Android: The Hottest Technology of 2011February 25th, 2011 | Industry News | 2 Comments »
Many people within the IT industry almost unanimously agree that mobile technology will reach unprecedented levels of development this year. Of these people, many are particularly focused on Android, believing it to be the hottest technology of 2011.
“Android has democratized smart phones in much the way Windows democratized PCs in the 90’s. It’s already outselling iPhones by a wide margin and that will continue to increase,” comments Matthew Maroon, founder and CEO of Blue Frog Gaming Inc.
Part of the reason Android is growing so significantly is the technology it has led to and is connected to.
Tim Masterson, Director of Engineering at Total Integrated Mobile, believes “this year will see a big growth in interest around the Android operating system and the SDK (Software Development Kit)…Technologies that unify mobile programming like Ansca Corona, [which] make it possible for code base to support both iOS and Android, will also grow in popularity this year.”
Chris Longley of Kent Web Design also agrees that technology used as an extension of mobile technology will be hot this year, particularly Near Field Communication (NFC). NFC is similar to Bluetooth, as a short range communication technology integrated into mobile devices. Longley believes the benefits of NFC are significant, including “mobile electronic ticketing services, mobile eCommerce, and identity confirmation purposes.” Longley also expects that “companies will eventually incorporate NFC into entrance security systems.”
Mark Bundschu of enLocal believes that Android “is going to take over the world over the next two years.” He explains that Android’s “opportunities are endless,” providing examples such as car manufacturers integrating Android with GPS systems in order to track the car in the event it is stolen.

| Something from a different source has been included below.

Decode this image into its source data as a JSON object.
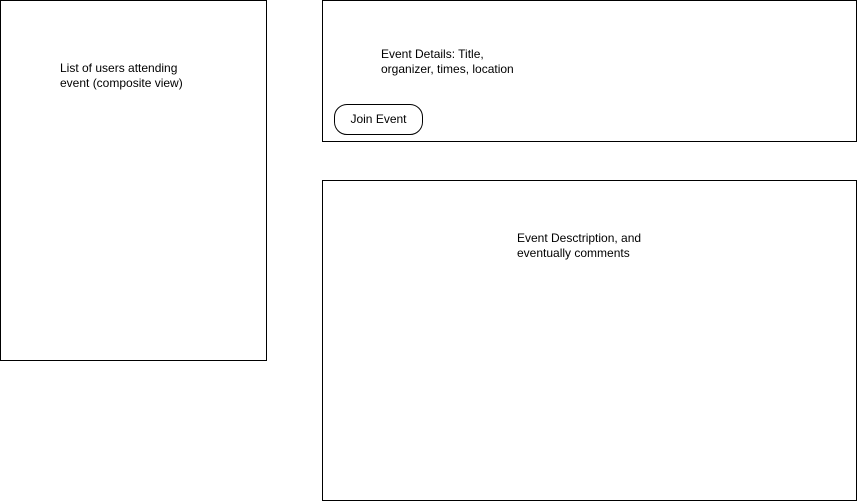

Bundschu also agrees with the now-popular notion that “everything in the home could be controlled from your mobile phone.” Additionally, Bundschu even goes so far as to say that Android-related devices “could be sewn into children’s clothes to identify where they are.”
The level to which Android and other mobile technologies will develop certainly seems limitless.
Matthew Maroon says the only problem for Android is that “it’s struggled so far with independent monetization…Despite having more users than iOS, [the Android market] has only a tiny fraction of the revenues.” But he believes this will soon change. “They have a lot of low-hanging fruit and I think this year they’ll pick much of it.”
Clearly there’s a lot of buzz surrounding Android and mobile technology in general. It will be interesting to see what develops from these technologies over the course of 2011.
What’s your take on it? Do you agree that Android will be the hottest technology of 2011?
–Clare Saumell – Marketing Director at Ashley Ellis